Loading
Excel.Tips.Net ExcelTips (Menu Interface)

Printing to a Disk File

Let's say you work in an office and are preparing a presentation with Excel. You want your presentation to look as good as it can, but the only printer you have is an old low-resolution ink-jet printer. While this output might be acceptable for some purposes, you want your presentation to look real good. You know that Joe, down the hall, has a 1200dpi (dots per inch) PostScript color laser printer (lucky Joe!), and this would give your presentation the punch you need. Unfortunately, Joe's printer is not available through your office network. Short of unplugging his printer and hefting it down to your office, what do you do?

The easiest solution is to print your workbook to disk or to a thumb drive (one of those little memory-based drives) and then take the file down to Joe's computer where you can send it to the printer. While this might seem complicated, it is not really. There is, however, a specific sequence of steps you must follow:

  1. Make sure you have a Windows printer driver for Joe's printer installed on your machine. This might seem strange, particularly since his printer is not attached to your system. It is necessary, however, since the printer driver provides the interface between Windows and the target printer (Joe's printer).
  2. Start Excel and load the workbook you want to print.
  3. Choose Print from the File menu. Excel displays the Print dialog box. (See Figure 1.)
  4. Figure 1. The Print dialog box.

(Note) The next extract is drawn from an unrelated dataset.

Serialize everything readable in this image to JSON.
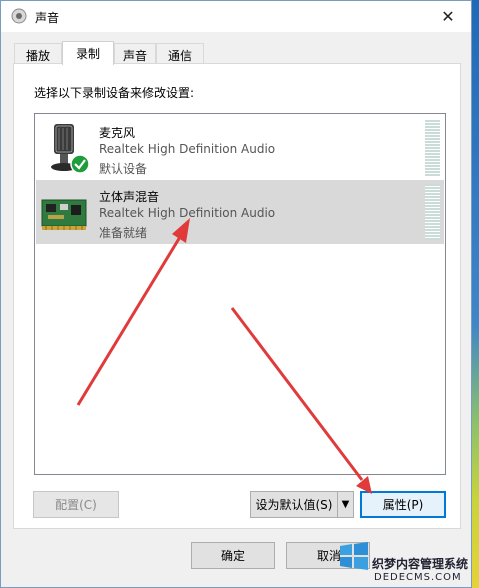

  5. Make sure that Joe's printer driver is selected in the Name drop-down list.
  6. Make sure the Print to File check box is selected.
  7. Print as normal.

When you print, you will be asked for a filename where you want the printer output stored. Supply a regular filename. Outside of this, printing will appear to progress as normal. When you have finished printing, you can then copy the newly created output file to the disk or thumb drive and walk it down to Joe's machine. If the name of the file is REPORT.OUT , you would enter the following at the command prompt on Joe's machine:

COPY  F:REPORT.OUT  LPT1:

Just replace the F: with the drive letter of the drive on which your output file is located. (Chances are good it will be something else.) This command sends the report file to the parallel printer port on Joe's machine.

Shortly you will have the output you desire. (If you use this command and it does not seem to work properly on Joe's system, try it by adding a space and a /B to the end of the line.)

ExcelTips is your source for cost-effective Microsoft Excel training. This tip (3240) applies to Microsoft Excel 97, 2000, 2002, and 2003.

Related Tips:

Save Time and Supercharge Excel! Automate virtually any routine task and save yourself hours, days, maybe even weeks. Then, learn how to make Excel do things you thought were simply impossible! Mastering advanced Excel macros has never been easier. Check out Excel 2010 VBA and Macros today!

 

Leave your own comment:

*Name:
Email:
  Notify me about new comments ONLY FOR THIS TIP
Notify me about new comments ANYWHERE ON THIS SITE
Hide my email address
*Text:
*What is 5+3 (To prevent automated submissions and spam.)
 
 
           Commenting Terms

Comments for this tip:

Scott Renz    24 Jun 2013, 11:46
Hi David Grainger,

Joe does not have Excel on his computer.

    Scott
Dave Unger    23 Jun 2013, 12:32
Also, I haven't figured out how to use this "printing to a file" tip if the target printer is connected via a USB instead of a parallel port
David Grainger    22 Jun 2013, 05:44
It would be more simple just to save the workbook to a portable memory device (disk or memory stick) then go along to Joe's computer. Call the file up from the memory device and print as normal. That is what we used to do back in the days before we networked our computers.
 
 

Our Company

Sharon Parq Associates, Inc.

About Tips.Net

Contact Us

 

Advertise with Us

Our Privacy Policy

Our Sites

Tips.Net

Beauty and Style

Cars

Cleaning

Cooking

DriveTips (Google Drive)

ExcelTips (Excel 97–2003)

ExcelTips (Excel 2007–2016)

Gardening

Health

Home Improvement

Money and Finances

Organizing

Pests and Bugs

Pets and Animals

WindowsTips (Microsoft Windows)

WordTips (Word 97–2003)

WordTips (Word 2007–2016)

Our Products

Helpful E-books

Newsletter Archives

 

Excel Products

Word Products

Our Authors

Author Index

Write for Tips.Net

Copyright © 2016 Sharon Parq Associates, Inc.